→ Activity:
Wherever the string "from" appears in a line of the listing below, report that line.

┄┄┄┄┄┄┄┄┄┄┄┄┄┄┄┄┄┄┄┄

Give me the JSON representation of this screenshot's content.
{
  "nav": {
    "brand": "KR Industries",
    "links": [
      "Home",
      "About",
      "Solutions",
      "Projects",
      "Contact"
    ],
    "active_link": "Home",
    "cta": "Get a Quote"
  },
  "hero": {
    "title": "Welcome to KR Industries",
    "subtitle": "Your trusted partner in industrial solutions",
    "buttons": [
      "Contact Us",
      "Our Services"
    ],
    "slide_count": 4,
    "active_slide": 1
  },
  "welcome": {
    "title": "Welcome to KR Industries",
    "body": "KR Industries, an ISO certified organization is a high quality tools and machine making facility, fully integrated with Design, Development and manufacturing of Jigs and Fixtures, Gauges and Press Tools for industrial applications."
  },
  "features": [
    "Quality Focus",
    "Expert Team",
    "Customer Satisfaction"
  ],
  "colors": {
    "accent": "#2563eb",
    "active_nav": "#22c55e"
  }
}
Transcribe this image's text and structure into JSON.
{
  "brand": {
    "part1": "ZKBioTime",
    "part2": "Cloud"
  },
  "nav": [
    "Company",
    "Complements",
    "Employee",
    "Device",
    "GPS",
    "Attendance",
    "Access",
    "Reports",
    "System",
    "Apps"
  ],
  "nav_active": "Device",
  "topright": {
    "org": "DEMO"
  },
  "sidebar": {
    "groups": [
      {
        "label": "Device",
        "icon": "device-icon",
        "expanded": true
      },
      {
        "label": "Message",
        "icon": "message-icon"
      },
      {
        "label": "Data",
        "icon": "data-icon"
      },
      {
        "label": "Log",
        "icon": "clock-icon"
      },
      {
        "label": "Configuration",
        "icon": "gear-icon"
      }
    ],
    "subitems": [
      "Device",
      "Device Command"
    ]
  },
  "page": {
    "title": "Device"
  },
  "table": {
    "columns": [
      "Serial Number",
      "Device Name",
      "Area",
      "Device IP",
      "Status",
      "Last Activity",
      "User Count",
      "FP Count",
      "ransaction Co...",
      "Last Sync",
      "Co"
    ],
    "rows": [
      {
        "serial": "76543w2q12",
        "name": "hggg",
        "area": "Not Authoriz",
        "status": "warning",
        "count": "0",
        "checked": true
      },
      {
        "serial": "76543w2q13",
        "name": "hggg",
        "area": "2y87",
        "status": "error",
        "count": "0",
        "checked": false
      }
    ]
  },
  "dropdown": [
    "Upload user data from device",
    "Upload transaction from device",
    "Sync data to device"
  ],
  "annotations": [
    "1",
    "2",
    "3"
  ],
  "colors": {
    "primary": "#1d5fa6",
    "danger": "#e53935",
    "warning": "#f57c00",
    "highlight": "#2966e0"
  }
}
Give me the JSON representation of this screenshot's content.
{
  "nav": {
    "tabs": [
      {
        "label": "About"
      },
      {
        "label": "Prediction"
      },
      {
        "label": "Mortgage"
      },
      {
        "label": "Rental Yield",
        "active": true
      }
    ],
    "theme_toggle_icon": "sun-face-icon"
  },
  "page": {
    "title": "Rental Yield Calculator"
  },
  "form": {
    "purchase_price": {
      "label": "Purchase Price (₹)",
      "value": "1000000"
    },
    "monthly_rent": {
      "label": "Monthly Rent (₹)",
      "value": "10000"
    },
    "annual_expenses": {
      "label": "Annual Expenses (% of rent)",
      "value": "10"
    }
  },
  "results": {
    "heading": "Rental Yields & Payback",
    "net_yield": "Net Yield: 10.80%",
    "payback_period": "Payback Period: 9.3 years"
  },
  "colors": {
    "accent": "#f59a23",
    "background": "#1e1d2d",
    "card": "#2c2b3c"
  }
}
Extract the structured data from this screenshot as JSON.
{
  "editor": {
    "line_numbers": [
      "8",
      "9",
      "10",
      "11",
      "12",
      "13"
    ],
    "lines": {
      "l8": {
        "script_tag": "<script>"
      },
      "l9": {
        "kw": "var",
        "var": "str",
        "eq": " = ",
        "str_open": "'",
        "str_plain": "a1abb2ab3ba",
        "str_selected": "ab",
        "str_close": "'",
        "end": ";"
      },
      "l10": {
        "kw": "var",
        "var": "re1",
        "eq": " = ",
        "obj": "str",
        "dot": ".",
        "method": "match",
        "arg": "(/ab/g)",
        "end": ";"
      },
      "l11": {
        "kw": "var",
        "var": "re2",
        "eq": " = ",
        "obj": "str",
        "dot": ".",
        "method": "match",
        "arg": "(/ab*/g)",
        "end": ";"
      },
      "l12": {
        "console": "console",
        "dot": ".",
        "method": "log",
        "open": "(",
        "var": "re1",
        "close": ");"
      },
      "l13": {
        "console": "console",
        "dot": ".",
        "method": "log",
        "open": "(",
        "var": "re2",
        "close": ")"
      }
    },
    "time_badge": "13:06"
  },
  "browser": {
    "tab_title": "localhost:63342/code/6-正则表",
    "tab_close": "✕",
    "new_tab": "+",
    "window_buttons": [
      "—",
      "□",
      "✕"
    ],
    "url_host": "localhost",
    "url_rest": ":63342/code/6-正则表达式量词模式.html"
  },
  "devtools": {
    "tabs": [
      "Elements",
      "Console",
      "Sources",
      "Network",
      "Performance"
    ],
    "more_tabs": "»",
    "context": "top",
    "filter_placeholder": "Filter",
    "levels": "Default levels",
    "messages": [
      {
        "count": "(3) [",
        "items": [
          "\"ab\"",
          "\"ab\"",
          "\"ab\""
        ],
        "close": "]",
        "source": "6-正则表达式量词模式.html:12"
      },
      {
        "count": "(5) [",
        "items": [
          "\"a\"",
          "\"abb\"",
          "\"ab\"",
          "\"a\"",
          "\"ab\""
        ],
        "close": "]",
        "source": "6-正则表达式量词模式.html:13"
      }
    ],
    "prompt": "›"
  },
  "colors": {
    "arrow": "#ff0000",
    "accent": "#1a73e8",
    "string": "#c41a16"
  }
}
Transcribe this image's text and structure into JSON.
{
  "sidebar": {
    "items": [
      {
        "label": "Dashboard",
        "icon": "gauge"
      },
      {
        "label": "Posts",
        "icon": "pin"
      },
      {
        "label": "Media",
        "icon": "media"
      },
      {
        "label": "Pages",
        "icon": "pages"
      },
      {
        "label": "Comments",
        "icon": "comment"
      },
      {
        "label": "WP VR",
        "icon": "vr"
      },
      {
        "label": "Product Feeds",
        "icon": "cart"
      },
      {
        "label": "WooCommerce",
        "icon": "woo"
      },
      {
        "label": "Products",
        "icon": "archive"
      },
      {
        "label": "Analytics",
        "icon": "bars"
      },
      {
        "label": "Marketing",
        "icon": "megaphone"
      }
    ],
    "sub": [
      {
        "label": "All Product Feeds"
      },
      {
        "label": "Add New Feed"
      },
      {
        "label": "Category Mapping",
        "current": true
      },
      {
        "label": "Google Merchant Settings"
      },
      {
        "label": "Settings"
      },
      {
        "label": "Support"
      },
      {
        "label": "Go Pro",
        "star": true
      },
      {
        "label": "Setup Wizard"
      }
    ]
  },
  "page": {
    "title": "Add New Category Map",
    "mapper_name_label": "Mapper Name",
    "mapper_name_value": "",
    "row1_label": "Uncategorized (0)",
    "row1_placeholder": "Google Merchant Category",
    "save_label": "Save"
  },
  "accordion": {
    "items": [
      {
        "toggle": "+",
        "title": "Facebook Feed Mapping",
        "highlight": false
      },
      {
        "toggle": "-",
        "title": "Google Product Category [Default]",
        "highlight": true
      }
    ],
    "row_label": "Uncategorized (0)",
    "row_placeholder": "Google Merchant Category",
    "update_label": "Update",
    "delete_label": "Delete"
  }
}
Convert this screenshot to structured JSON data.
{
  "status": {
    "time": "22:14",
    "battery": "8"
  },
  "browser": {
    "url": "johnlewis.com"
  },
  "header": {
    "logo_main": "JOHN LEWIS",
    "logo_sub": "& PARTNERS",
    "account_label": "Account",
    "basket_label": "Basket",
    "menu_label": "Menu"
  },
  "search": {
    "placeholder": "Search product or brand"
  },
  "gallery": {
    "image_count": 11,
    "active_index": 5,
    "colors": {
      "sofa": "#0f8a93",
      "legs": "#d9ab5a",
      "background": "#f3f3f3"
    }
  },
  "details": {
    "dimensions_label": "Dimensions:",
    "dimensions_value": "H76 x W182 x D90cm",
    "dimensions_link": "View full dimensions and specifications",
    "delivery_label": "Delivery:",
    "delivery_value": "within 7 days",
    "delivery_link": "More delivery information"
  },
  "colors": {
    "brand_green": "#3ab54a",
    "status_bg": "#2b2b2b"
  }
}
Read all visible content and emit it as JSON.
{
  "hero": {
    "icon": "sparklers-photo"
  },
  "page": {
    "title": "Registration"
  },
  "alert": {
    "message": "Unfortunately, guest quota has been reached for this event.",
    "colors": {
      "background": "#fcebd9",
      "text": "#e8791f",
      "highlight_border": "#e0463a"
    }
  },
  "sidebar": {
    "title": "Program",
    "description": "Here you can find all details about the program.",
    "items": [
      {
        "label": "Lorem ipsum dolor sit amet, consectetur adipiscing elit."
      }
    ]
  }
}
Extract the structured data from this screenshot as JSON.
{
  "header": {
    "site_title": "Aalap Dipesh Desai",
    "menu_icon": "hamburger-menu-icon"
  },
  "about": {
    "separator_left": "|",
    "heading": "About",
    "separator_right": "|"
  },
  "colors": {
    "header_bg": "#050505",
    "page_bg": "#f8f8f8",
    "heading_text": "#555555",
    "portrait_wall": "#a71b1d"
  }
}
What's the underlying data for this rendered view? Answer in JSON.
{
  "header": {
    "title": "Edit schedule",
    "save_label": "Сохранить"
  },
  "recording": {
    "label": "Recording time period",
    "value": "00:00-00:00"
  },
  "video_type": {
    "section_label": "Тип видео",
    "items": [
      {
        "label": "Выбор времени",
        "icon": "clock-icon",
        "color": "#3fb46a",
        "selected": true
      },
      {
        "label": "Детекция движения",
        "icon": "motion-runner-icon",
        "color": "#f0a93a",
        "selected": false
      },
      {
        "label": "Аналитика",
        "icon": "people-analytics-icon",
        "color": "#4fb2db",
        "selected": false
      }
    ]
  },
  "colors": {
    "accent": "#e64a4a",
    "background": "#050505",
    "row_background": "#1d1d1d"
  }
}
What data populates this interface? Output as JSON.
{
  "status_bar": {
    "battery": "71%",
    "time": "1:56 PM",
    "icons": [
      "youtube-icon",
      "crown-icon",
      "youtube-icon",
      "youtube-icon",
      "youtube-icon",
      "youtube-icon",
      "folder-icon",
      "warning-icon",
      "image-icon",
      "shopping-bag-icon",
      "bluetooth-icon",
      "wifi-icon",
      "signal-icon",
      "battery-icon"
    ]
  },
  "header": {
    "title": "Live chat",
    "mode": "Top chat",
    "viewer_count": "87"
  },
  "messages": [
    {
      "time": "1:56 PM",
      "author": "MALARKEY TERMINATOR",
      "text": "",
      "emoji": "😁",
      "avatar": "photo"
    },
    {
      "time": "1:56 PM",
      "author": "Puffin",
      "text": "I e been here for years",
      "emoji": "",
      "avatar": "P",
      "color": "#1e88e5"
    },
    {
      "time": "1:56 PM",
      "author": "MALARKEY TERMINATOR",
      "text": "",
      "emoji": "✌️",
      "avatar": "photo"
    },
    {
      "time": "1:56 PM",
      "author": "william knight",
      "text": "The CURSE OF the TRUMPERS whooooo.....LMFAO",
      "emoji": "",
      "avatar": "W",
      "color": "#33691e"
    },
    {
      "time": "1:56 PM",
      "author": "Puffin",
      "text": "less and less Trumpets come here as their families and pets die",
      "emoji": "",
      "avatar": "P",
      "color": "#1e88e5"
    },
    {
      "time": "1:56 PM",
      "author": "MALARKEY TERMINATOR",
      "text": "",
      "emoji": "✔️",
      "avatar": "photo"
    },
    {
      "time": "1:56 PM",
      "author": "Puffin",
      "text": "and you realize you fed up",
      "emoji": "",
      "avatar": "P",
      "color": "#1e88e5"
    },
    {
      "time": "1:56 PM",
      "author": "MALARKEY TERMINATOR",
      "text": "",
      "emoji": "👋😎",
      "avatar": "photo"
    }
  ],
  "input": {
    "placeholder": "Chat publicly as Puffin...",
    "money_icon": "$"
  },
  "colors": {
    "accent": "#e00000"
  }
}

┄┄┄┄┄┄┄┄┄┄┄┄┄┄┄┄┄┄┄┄

→ The completed task:
    "Upload user data from device",
    "Upload transaction from device",
Extract the structured data from this screenshot as JSON.
Extract the structured data from this screenshot as JSON.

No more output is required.